Eureka Downtown, through June 15th

 

CH7[ ARISTOTELES

 

Two copulative verbs, large, and by nature rough, converge upon a blushing noun, which tries, gamely, to hold its skirts down in the blustery wind blowing hard toward the famed copse of eucalyptus trees imported from the Pulitzer Bank, sadly fished out long, long ago, by fascists of foreign persuasions, mostly Norwegians, drunk, and foul with innocent-whale blubber. A dreadnought hovers nearby, fly agape, yet he seems, at first glance, to be slipping edgewise toward the empty booth in the diner. The diner is a perfect replica of an authentic copy reconstructed from the edges of the dreams of those who know what real rock-and-roll is, and, more importantly, what it used to be. The entire tableau, if one may be forgiven such an evangelistic word, seems to present a kind of "truth"-and, surely, the place cards have no reason to lie, to paraphrase the professor. In his latest book on seemingly inconsequential ("yet alarmingly labile," as he notes on more than one occasion) and neglected things, he plumbs the depths of the notably banal, as this word was understood in Victorian London, and comes to many conclusions about British comestibles. Be that as it may, the tableau keeps turning, twisting, changing, metamorphosing, and so on and so forth, over and over, in subtle homage to various geniuses of dramaturgy, post-Aristoteles, e.g.: Inigo Jones, Bob Jones, Bill Jones, Henry Jones, "Dem" Bones, August Strindberg, Irving Thalberg, Hank Greenberg, Mrs. Goldberg, "Bob" Altman, B. Altman, Bergdorf Goodman, "Noodles" Goodman, Aristotle, Richard Tottel, Dr. Fell, and others too numerous to name. But now the noun succumbs to the crass importunings of the verbs and their lusty rods hold sway! A card appears from out of a haze of bluish smoke and on the card is lettered, "Handlome il al handlome doel," yet another trope of the colonized mind. In the careless iconography of the streets, this phrase may mean that [she] is in the process "of getting [her] ashes hauled." There is, finally, a somewhat banjaxed and vafunculed series of half-hearted alarums before Bottom enters and puts out the lights, much to the annoyance of the person hired to perform this act. This, too, is to be considered part of the shifting, flexible, ceaselessly variegated piece. "So we beat off," a volunteer demigod chuckles softly, as he leans on the windowsill to gaze at the traffic far below in the gathering summer dusk, headlights gleaming off the wet, shining streets, reading his index card with admirable precision and a degree of panache, even. ]CH7

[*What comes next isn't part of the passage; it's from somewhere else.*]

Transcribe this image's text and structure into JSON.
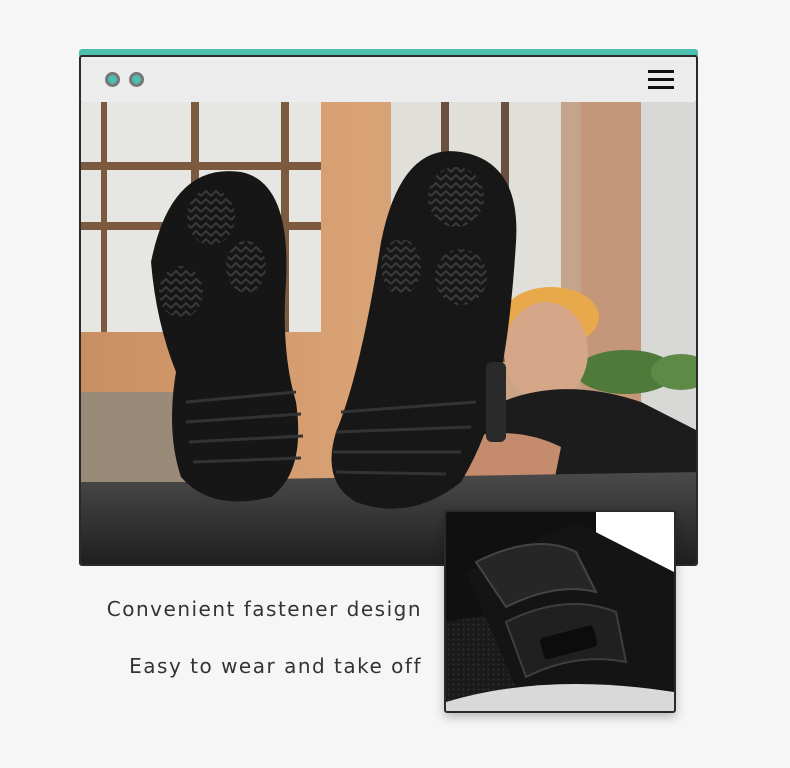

Excerpted from LUNAR FOLLIES by Gilbert Sorrentino Copyright © 2005 by Gilbert Sorrentino. Excerpted by permission.
All rights reserved. No part of this excerpt may be reproduced or reprinted without permission in writing from the publisher.
Excerpts are provided by Dial-A-Book Inc. solely for the personal use of visitors to this web site.


BACK TO TOP